Skip to content

Instantly share code, notes, and snippets.

Last active February 10, 2021 19:56
  • Star 0 You must be signed in to star a gist
  • Fork 0 You must be signed in to fork a gist
Star You must be signed in to star a gist
Save simurq/9734710bb757b9b67ef5101d15a11ccb to your computer and use it in GitHub Desktop.
Function locked_pairs() for CS50
// Lock pairs into the candidate graph in order, without creating cycles
void lock_pairs(void)
int i, j, row, win, los, cycle;
for (i = 0; i < pair_count; i++)
win = pairs[i].winner;
los = row = pairs[i].loser;
cycle = 0;
for (j = 0; j < candidate_count; j++)
if (cycle == 1) // exit the loop if the candidate creates a cycle
if (locked[row][j] == true) // 'row' instead of 'los' because the latter's used further below
row = j; // check for new candidate each time until it matches (or doesn't match) the winner
j = -1; // to restart the loop each time row = j until cycle == 1
if (row == win)
cycle = 1;
if (cycle == 0)
locked[win][los] = true; // lock the pair
Copy link

nicknapoli82 commented Feb 10, 2021

I can see what your thought process is to an extent.
For simplicity I'm going to focus on your j and row variables.

When you find locked[row][j] to be true, you set row to j and that makes sense, but you set j to only be -1. So what happens if j is 5 in this case, and it becomes 4. You won't end up checking all the possible combinations for [row][j] to find the next link in the chain. So that is issue one that I see.

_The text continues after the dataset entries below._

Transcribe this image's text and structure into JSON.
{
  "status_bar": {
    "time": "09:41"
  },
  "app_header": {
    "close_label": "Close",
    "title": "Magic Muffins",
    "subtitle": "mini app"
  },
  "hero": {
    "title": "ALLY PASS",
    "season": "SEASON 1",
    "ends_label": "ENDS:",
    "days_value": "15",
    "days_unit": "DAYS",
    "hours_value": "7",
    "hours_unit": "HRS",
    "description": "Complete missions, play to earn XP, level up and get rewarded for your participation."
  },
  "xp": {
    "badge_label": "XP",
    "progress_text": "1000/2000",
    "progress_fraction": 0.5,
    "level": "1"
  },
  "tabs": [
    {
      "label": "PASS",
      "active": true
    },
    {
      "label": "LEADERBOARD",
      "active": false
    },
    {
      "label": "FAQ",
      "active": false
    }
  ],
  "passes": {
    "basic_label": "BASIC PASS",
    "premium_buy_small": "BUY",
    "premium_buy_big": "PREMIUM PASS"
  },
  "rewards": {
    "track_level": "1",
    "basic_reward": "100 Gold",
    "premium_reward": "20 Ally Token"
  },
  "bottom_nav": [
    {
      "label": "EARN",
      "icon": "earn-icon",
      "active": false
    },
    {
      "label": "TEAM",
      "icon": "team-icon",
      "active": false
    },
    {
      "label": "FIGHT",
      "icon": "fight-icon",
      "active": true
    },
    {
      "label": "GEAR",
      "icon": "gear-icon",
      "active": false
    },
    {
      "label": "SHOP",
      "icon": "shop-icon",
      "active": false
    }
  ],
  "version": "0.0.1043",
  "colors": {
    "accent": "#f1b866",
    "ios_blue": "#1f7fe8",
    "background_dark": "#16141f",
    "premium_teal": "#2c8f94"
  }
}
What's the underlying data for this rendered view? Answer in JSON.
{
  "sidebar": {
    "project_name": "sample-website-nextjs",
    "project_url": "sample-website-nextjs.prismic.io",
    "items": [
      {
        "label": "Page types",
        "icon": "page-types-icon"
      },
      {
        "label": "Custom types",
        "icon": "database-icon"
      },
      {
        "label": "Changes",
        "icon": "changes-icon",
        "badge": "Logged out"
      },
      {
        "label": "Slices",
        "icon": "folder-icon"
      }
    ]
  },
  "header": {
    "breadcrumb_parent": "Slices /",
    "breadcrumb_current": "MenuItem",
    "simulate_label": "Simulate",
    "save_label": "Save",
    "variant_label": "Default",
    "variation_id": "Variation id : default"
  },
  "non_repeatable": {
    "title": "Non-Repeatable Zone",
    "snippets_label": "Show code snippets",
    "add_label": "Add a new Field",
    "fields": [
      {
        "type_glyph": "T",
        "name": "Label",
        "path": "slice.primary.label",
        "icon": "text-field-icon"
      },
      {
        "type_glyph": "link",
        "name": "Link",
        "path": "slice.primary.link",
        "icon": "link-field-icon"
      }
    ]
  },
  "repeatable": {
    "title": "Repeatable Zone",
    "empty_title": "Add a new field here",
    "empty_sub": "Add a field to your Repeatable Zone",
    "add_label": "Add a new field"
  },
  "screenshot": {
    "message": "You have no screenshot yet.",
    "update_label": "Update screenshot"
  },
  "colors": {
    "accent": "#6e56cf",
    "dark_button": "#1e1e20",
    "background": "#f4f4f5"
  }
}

The second issue derives from the fact that your j loop is finite. So when you exhaust all the options for the current [row][j], you never go back one link in the chain and completing all of those possibilities.

As example consider having 4 candidates [a, b, c, d], and we will use a hypothetical scenario
Lets say a wins d, but the chain that would need to be built to find that cycle is a->c->d->a
You end up finding [c][d] and set row to d, but you end up setting j back only to c... [d][a] will never be found.

Second example using the exact same thing but I'm going to add come complexity

a->b->d // in this case d does not win against a
   |>c->d->a` // This is a fork, where b wins against both c, and d

In this example you find d loses and set row to that candidate, and check all those possibilities, but your code never checks all the possibilities for candidate b.

So using a non recursive solution. Your code needs some way of tracking where it is in every link of the chain, and needs to pick up where it left off checking all possible paths.

Sign up for free to join this conversation on GitHub. Already have an account? Sign in to comment